• Prompt: Count up the lines in the following listing that hold the word "JSON", then give only that count.

• Excerpted records:
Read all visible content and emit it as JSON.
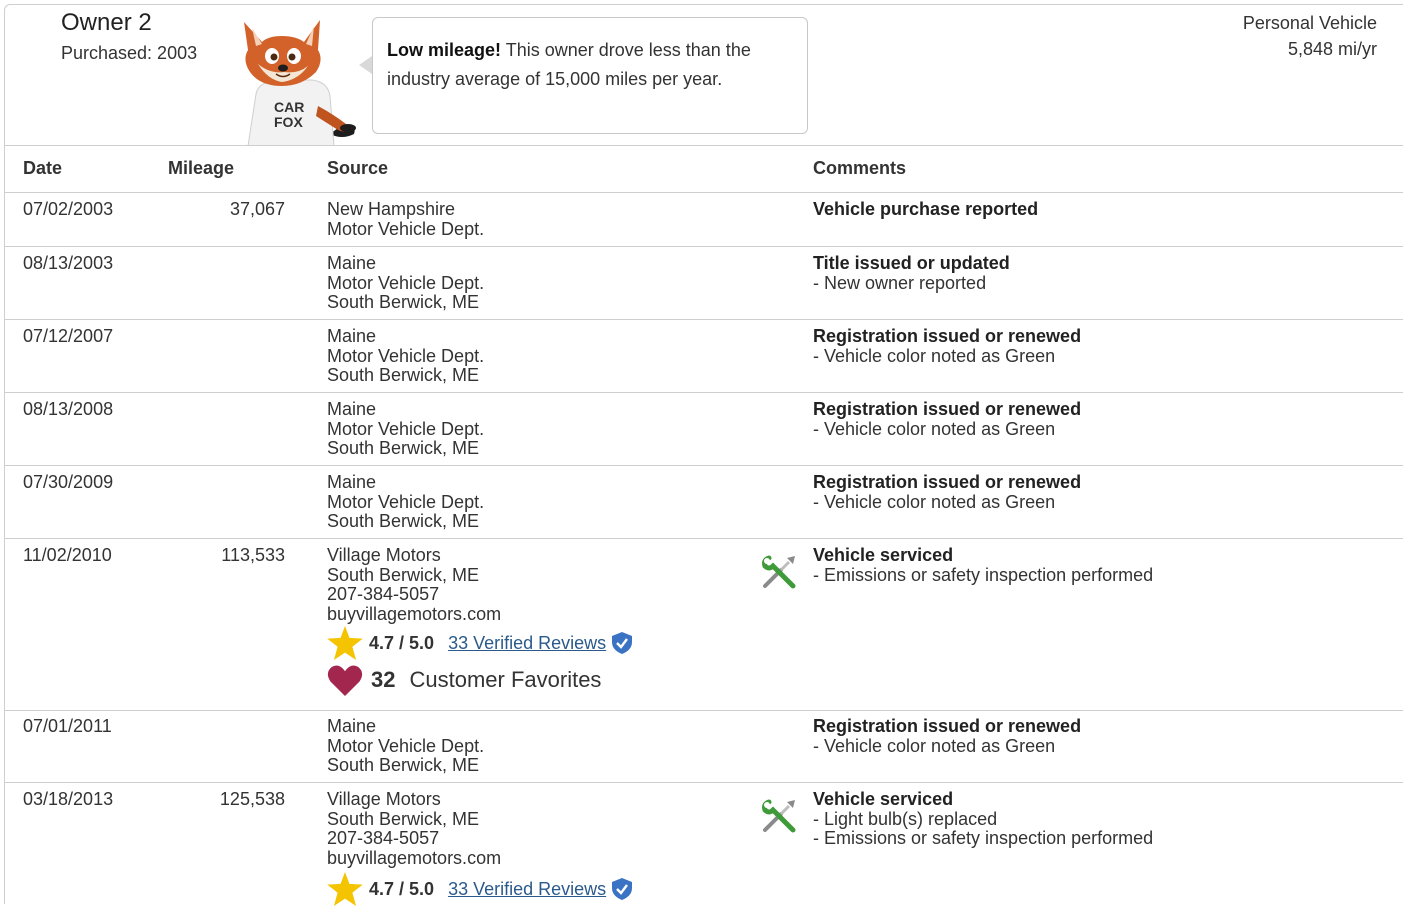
{
  "owner": {
    "title": "Owner 2",
    "purchased": "Purchased: 2003",
    "tip_bold": "Low mileage!",
    "tip_text": " This owner drove less than the industry average of 15,000 miles per year.",
    "fox_shirt_line1": "CAR",
    "fox_shirt_line2": "FOX",
    "vehicle_type": "Personal Vehicle",
    "mileage_rate": "5,848 mi/yr"
  },
  "columns": [
    "Date",
    "Mileage",
    "Source",
    "Comments"
  ],
  "records": [
    {
      "date": "07/02/2003",
      "mileage": "37,067",
      "source": [
        "New Hampshire",
        "Motor Vehicle Dept."
      ],
      "comment_head": "Vehicle purchase reported",
      "comment_lines": []
    },
    {
      "date": "08/13/2003",
      "mileage": "",
      "source": [
        "Maine",
        "Motor Vehicle Dept.",
        "South Berwick, ME"
      ],
      "comment_head": "Title issued or updated",
      "comment_lines": [
        "- New owner reported"
      ]
    },
    {
      "date": "07/12/2007",
      "mileage": "",
      "source": [
        "Maine",
        "Motor Vehicle Dept.",
        "South Berwick, ME"
      ],
      "comment_head": "Registration issued or renewed",
      "comment_lines": [
        "- Vehicle color noted as Green"
      ]
    },
    {
      "date": "08/13/2008",
      "mileage": "",
      "source": [
        "Maine",
        "Motor Vehicle Dept.",
        "South Berwick, ME"
      ],
      "comment_head": "Registration issued or renewed",
      "comment_lines": [
        "- Vehicle color noted as Green"
      ]
    },
    {
      "date": "07/30/2009",
      "mileage": "",
      "source": [
        "Maine",
        "Motor Vehicle Dept.",
        "South Berwick, ME"
      ],
      "comment_head": "Registration issued or renewed",
      "comment_lines": [
        "- Vehicle color noted as Green"
      ]
    },
    {
      "date": "11/02/2010",
      "mileage": "113,533",
      "source": [
        "Village Motors",
        "South Berwick, ME",
        "207-384-5057",
        "buyvillagemotors.com"
      ],
      "comment_head": "Vehicle serviced",
      "comment_lines": [
        "- Emissions or safety inspection performed"
      ],
      "service_icon": "wrench-screwdriver-icon",
      "rating": "4.7 / 5.0",
      "reviews": "33 Verified Reviews",
      "favorites_count": "32",
      "favorites_label": "Customer Favorites"
    },
    {
      "date": "07/01/2011",
      "mileage": "",
      "source": [
        "Maine",
        "Motor Vehicle Dept.",
        "South Berwick, ME"
      ],
      "comment_head": "Registration issued or renewed",
      "comment_lines": [
        "- Vehicle color noted as Green"
      ]
    },
    {
      "date": "03/18/2013",
      "mileage": "125,538",
      "source": [
        "Village Motors",
        "South Berwick, ME",
        "207-384-5057",
        "buyvillagemotors.com"
      ],
      "comment_head": "Vehicle serviced",
      "comment_lines": [
        "- Light bulb(s) replaced",
        "- Emissions or safety inspection performed"
      ],
      "service_icon": "wrench-screwdriver-icon",
      "rating": "4.7 / 5.0",
      "reviews": "33 Verified Reviews"
    }
  ],
  "colors": {
    "star": "#f5c400",
    "heart": "#a3264f",
    "verified": "#3b73c4",
    "link": "#2a5a8c",
    "wrench": "#3f9a3a",
    "border": "#cfcfcf"
  }
}
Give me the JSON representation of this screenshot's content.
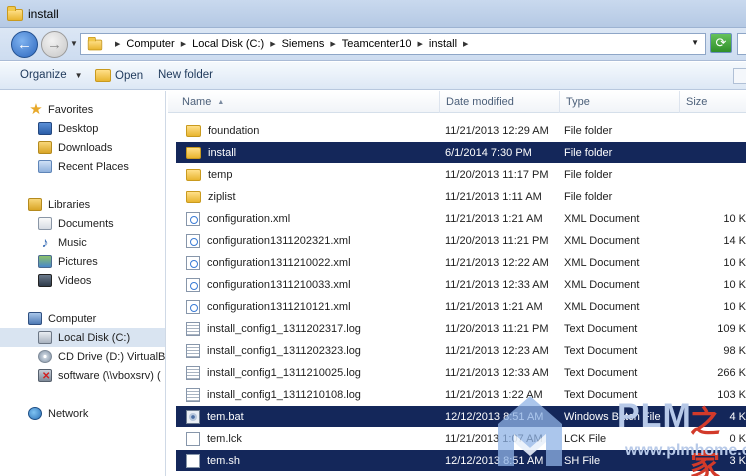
{
  "window": {
    "title": "install"
  },
  "address": {
    "crumbs": [
      "Computer",
      "Local Disk (C:)",
      "Siemens",
      "Teamcenter10",
      "install"
    ]
  },
  "toolbar": {
    "organize": "Organize",
    "open": "Open",
    "new_folder": "New folder"
  },
  "nav": {
    "favorites": {
      "label": "Favorites",
      "items": [
        "Desktop",
        "Downloads",
        "Recent Places"
      ]
    },
    "libraries": {
      "label": "Libraries",
      "items": [
        "Documents",
        "Music",
        "Pictures",
        "Videos"
      ]
    },
    "computer": {
      "label": "Computer",
      "items": [
        "Local Disk (C:)",
        "CD Drive (D:) VirtualBo",
        "software (\\\\vboxsrv) ("
      ]
    },
    "network": {
      "label": "Network"
    }
  },
  "columns": {
    "name": "Name",
    "date": "Date modified",
    "type": "Type",
    "size": "Size"
  },
  "files": [
    {
      "name": "foundation",
      "date": "11/21/2013 12:29 AM",
      "type": "File folder",
      "size": "",
      "icon": "folder"
    },
    {
      "name": "install",
      "date": "6/1/2014 7:30 PM",
      "type": "File folder",
      "size": "",
      "icon": "folder"
    },
    {
      "name": "temp",
      "date": "11/20/2013 11:17 PM",
      "type": "File folder",
      "size": "",
      "icon": "folder"
    },
    {
      "name": "ziplist",
      "date": "11/21/2013 1:11 AM",
      "type": "File folder",
      "size": "",
      "icon": "folder"
    },
    {
      "name": "configuration.xml",
      "date": "11/21/2013 1:21 AM",
      "type": "XML Document",
      "size": "10 K",
      "icon": "xml"
    },
    {
      "name": "configuration1311202321.xml",
      "date": "11/20/2013 11:21 PM",
      "type": "XML Document",
      "size": "14 K",
      "icon": "xml"
    },
    {
      "name": "configuration1311210022.xml",
      "date": "11/21/2013 12:22 AM",
      "type": "XML Document",
      "size": "10 K",
      "icon": "xml"
    },
    {
      "name": "configuration1311210033.xml",
      "date": "11/21/2013 12:33 AM",
      "type": "XML Document",
      "size": "10 K",
      "icon": "xml"
    },
    {
      "name": "configuration1311210121.xml",
      "date": "11/21/2013 1:21 AM",
      "type": "XML Document",
      "size": "10 K",
      "icon": "xml"
    },
    {
      "name": "install_config1_1311202317.log",
      "date": "11/20/2013 11:21 PM",
      "type": "Text Document",
      "size": "109 K",
      "icon": "txt"
    },
    {
      "name": "install_config1_1311202323.log",
      "date": "11/21/2013 12:23 AM",
      "type": "Text Document",
      "size": "98 K",
      "icon": "txt"
    },
    {
      "name": "install_config1_1311210025.log",
      "date": "11/21/2013 12:33 AM",
      "type": "Text Document",
      "size": "266 K",
      "icon": "txt"
    },
    {
      "name": "install_config1_1311210108.log",
      "date": "11/21/2013 1:22 AM",
      "type": "Text Document",
      "size": "103 K",
      "icon": "txt"
    },
    {
      "name": "tem.bat",
      "date": "12/12/2013 8:51 AM",
      "type": "Windows Batch File",
      "size": "4 K",
      "icon": "bat"
    },
    {
      "name": "tem.lck",
      "date": "11/21/2013 1:07 AM",
      "type": "LCK File",
      "size": "0 K",
      "icon": "blank"
    },
    {
      "name": "tem.sh",
      "date": "12/12/2013 8:51 AM",
      "type": "SH File",
      "size": "3 K",
      "icon": "blank"
    }
  ],
  "selected_rows": [
    1,
    13,
    15
  ],
  "watermark": {
    "brand": "PLM",
    "cn": "之家",
    "url": "www.plmhome.com"
  },
  "colors": {
    "selection": "#14275a",
    "accent": "#3369b3"
  }
}
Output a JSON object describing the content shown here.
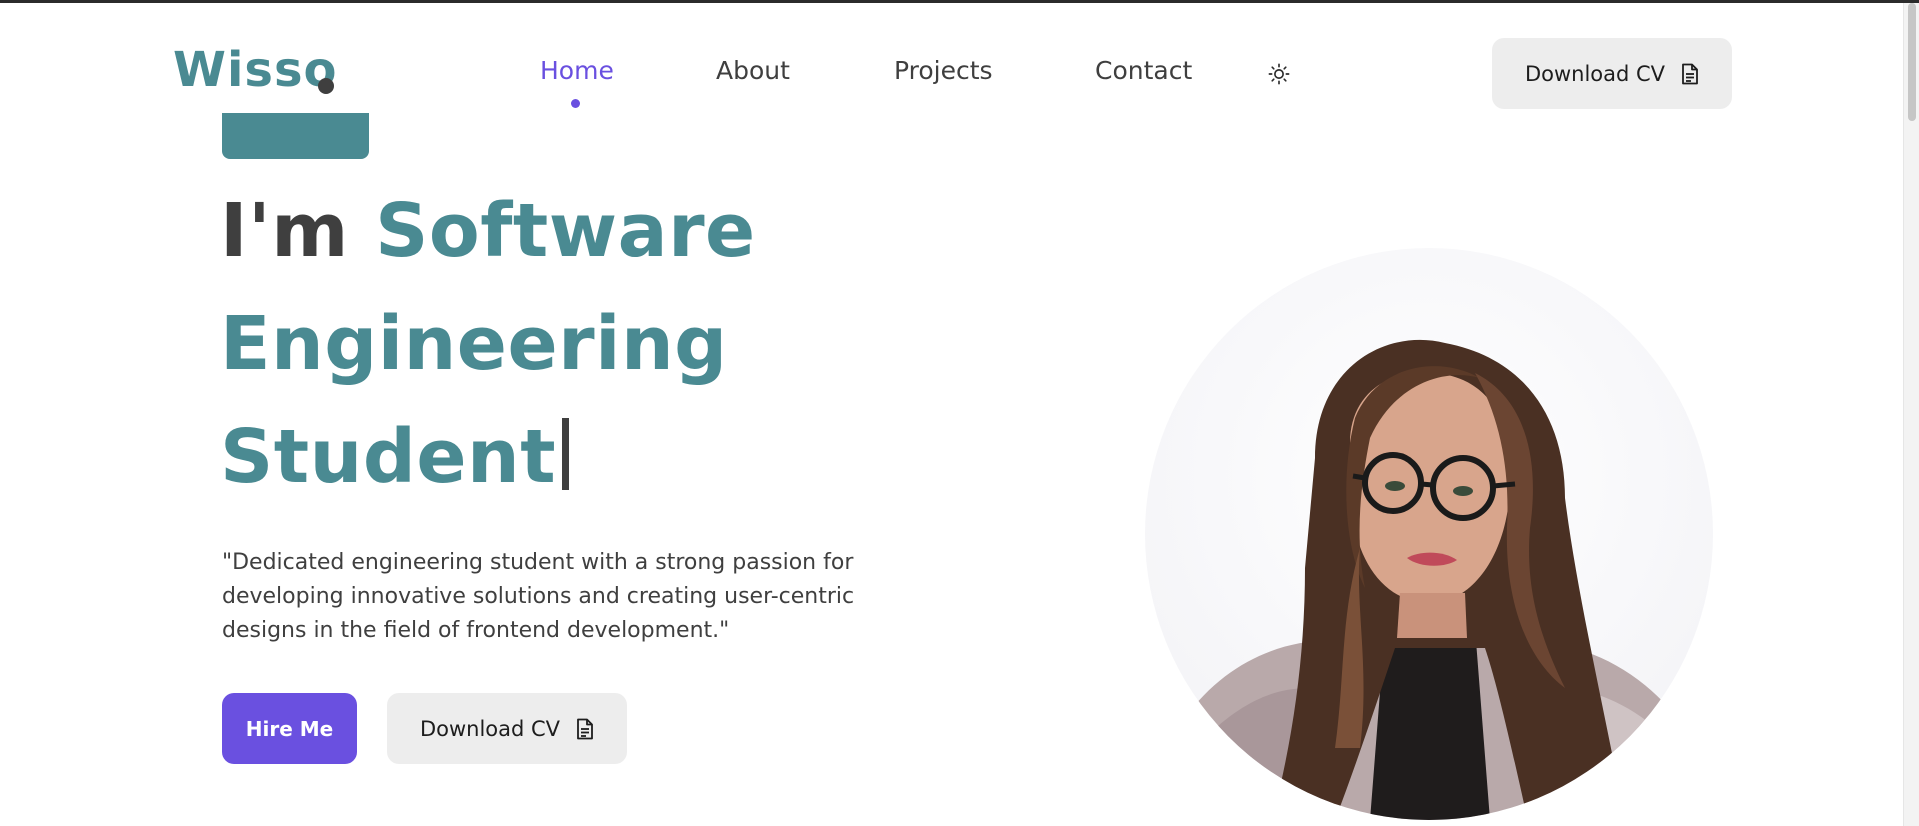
{
  "navbar": {
    "logo_text": "Wisso",
    "links": [
      {
        "label": "Home",
        "active": true
      },
      {
        "label": "About",
        "active": false
      },
      {
        "label": "Projects",
        "active": false
      },
      {
        "label": "Contact",
        "active": false
      }
    ],
    "theme_toggle_icon": "sun-icon",
    "download_cv_label": "Download CV",
    "download_cv_icon": "document-icon"
  },
  "hero": {
    "badge_text": "",
    "headline_prefix": "I'm",
    "headline_role_line1": "Software",
    "headline_role_line2": "Engineering",
    "headline_role_line3": "Student",
    "tagline": "\"Dedicated engineering student with a strong passion for developing innovative solutions and creating user-centric designs in the field of frontend development.\"",
    "hire_button_label": "Hire Me",
    "download_cv_label": "Download CV",
    "download_cv_icon": "document-icon"
  },
  "colors": {
    "accent_teal": "#4a8a92",
    "accent_purple": "#6a50e0",
    "text_dark": "#3f3f3f",
    "button_light": "#ededed"
  }
}
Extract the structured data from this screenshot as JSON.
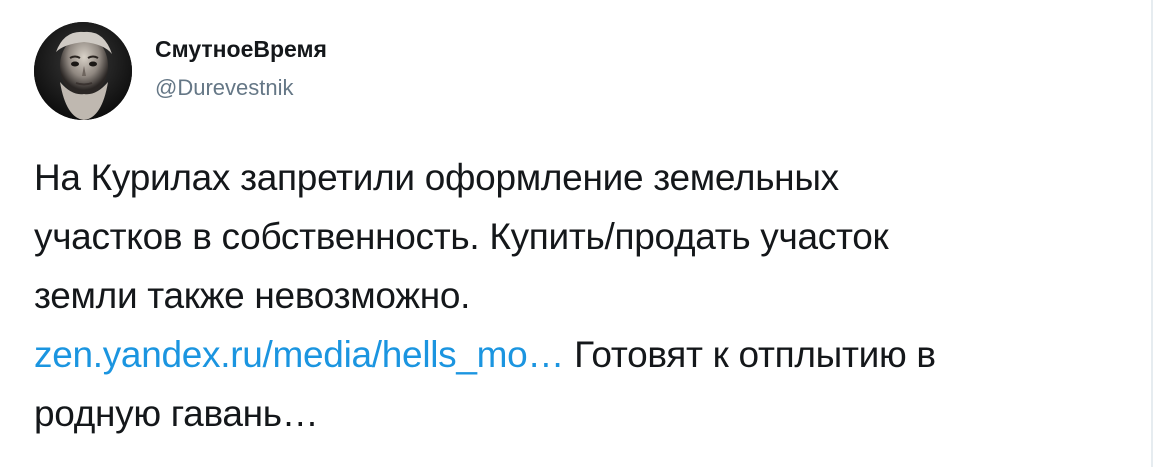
{
  "author": {
    "display_name": "СмутноеВремя",
    "handle": "@Durevestnik",
    "avatar_icon": "bearded-man-portrait-avatar"
  },
  "tweet": {
    "line_1": "На Курилах запретили оформление земельных",
    "line_2": "участков в собственность. Купить/продать участок",
    "line_3": "земли также невозможно.",
    "link_text": "zen.yandex.ru/media/hells_mo…",
    "line_4_rest": " Готовят к отплытию в",
    "line_5": "родную гавань…"
  },
  "colors": {
    "text": "#14171a",
    "secondary": "#657786",
    "link": "#1b95e0",
    "background": "#ffffff"
  }
}
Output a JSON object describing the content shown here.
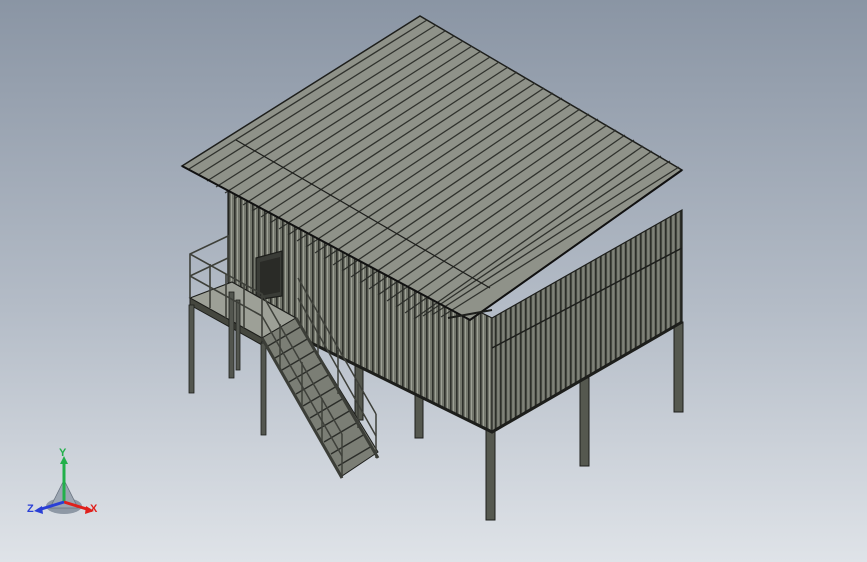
{
  "colors": {
    "wall": "#6e7166",
    "wall_light": "#8f9389",
    "roof": "#8a8d84",
    "roof_dark": "#5f625a",
    "steel": "#53564f",
    "axis_x": "#e0201c",
    "axis_y": "#22b04a",
    "axis_z": "#2a3fd6"
  },
  "triad": {
    "x_label": "X",
    "y_label": "Y",
    "z_label": "Z"
  }
}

• Solution for this task: 5